(Data items)
----------------------------------------

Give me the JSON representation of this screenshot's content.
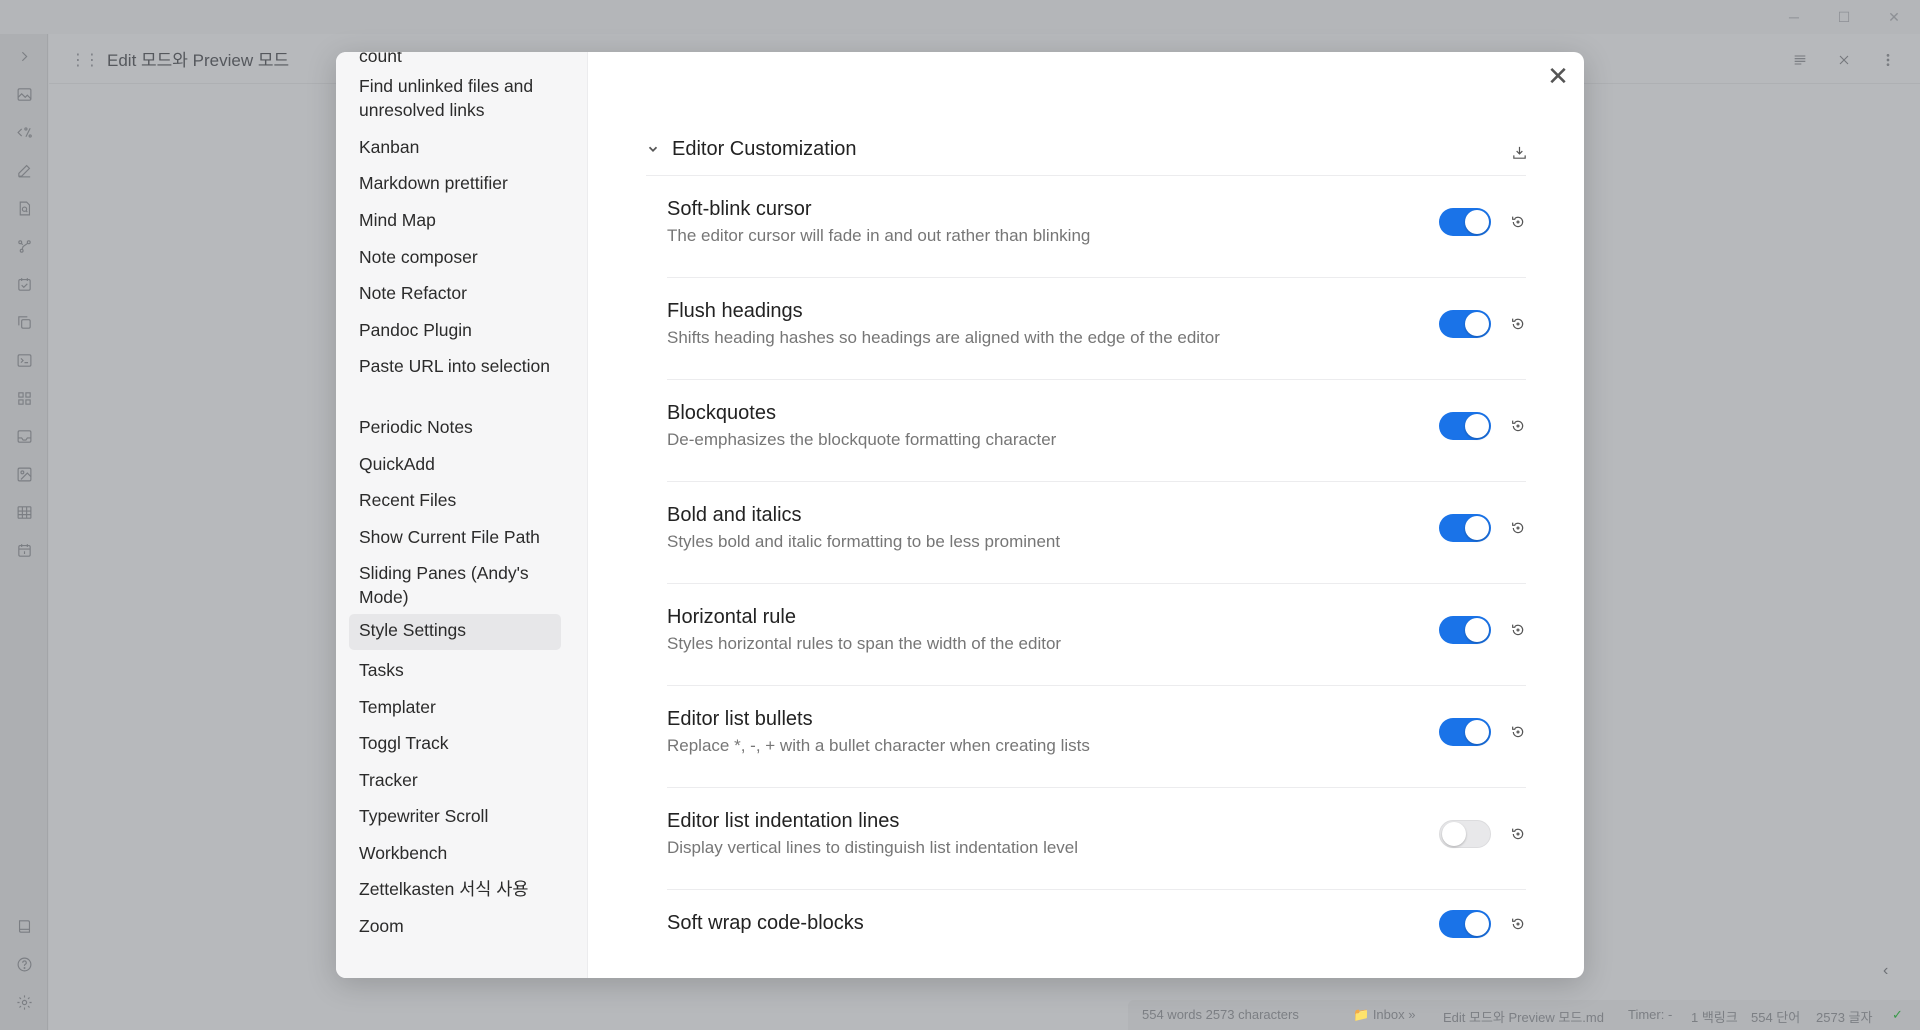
{
  "window": {
    "minimize": "─",
    "maximize": "☐",
    "close": "✕"
  },
  "tab": {
    "title": "Edit 모드와 Preview 모드"
  },
  "ribbon_icons": [
    "expand-icon",
    "image-icon",
    "template-icon",
    "pencil-icon",
    "search-doc-icon",
    "graph-icon",
    "calendar-check-icon",
    "copy-icon",
    "terminal-icon",
    "plugins-grid-icon",
    "inbox-icon",
    "image-gallery-icon",
    "table-icon",
    "calendar-icon",
    "vault-icon",
    "help-icon",
    "settings-icon"
  ],
  "modal": {
    "close": "✕",
    "nav": {
      "items": [
        {
          "label": "count"
        },
        {
          "label": "Find unlinked files and unresolved links"
        },
        {
          "label": "Kanban"
        },
        {
          "label": "Markdown prettifier"
        },
        {
          "label": "Mind Map"
        },
        {
          "label": "Note composer"
        },
        {
          "label": "Note Refactor"
        },
        {
          "label": "Pandoc Plugin"
        },
        {
          "label": "Paste URL into selection"
        },
        {
          "label": "Periodic Notes"
        },
        {
          "label": "QuickAdd"
        },
        {
          "label": "Recent Files"
        },
        {
          "label": "Show Current File Path"
        },
        {
          "label": "Sliding Panes (Andy's Mode)"
        },
        {
          "label": "Style Settings",
          "active": true
        },
        {
          "label": "Tasks"
        },
        {
          "label": "Templater"
        },
        {
          "label": "Toggl Track"
        },
        {
          "label": "Tracker"
        },
        {
          "label": "Typewriter Scroll"
        },
        {
          "label": "Workbench"
        },
        {
          "label": "Zettelkasten 서식 사용"
        },
        {
          "label": "Zoom"
        }
      ]
    },
    "section": {
      "title": "Editor Customization"
    },
    "settings": [
      {
        "name": "Soft-blink cursor",
        "desc": "The editor cursor will fade in and out rather than blinking",
        "enabled": true
      },
      {
        "name": "Flush headings",
        "desc": "Shifts heading hashes so headings are aligned with the edge of the editor",
        "enabled": true
      },
      {
        "name": "Blockquotes",
        "desc": "De-emphasizes the blockquote formatting character",
        "enabled": true
      },
      {
        "name": "Bold and italics",
        "desc": "Styles bold and italic formatting to be less prominent",
        "enabled": true
      },
      {
        "name": "Horizontal rule",
        "desc": "Styles horizontal rules to span the width of the editor",
        "enabled": true
      },
      {
        "name": "Editor list bullets",
        "desc": "Replace *, -, + with a bullet character when creating lists",
        "enabled": true
      },
      {
        "name": "Editor list indentation lines",
        "desc": "Display vertical lines to distinguish list indentation level",
        "enabled": false
      },
      {
        "name": "Soft wrap code-blocks",
        "desc": "",
        "enabled": true
      }
    ]
  },
  "status": {
    "counts": "554 words 2573 characters",
    "path": "Inbox » ",
    "file": "Edit 모드와 Preview 모드.md",
    "timer": "Timer: -",
    "backlinks": "1 백링크",
    "words_ko": "554 단어",
    "chars_ko": "2573 글자",
    "sync": "✓"
  },
  "colors": {
    "accent": "#1a73e8",
    "toggle_off": "#e8e8ea"
  }
}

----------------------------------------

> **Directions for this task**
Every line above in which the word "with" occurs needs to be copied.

> **Result of the task**
        "desc": "Shifts heading hashes so headings are aligned with the edge of the editor",
        "desc": "Replace *, -, + with a bullet character when creating lists",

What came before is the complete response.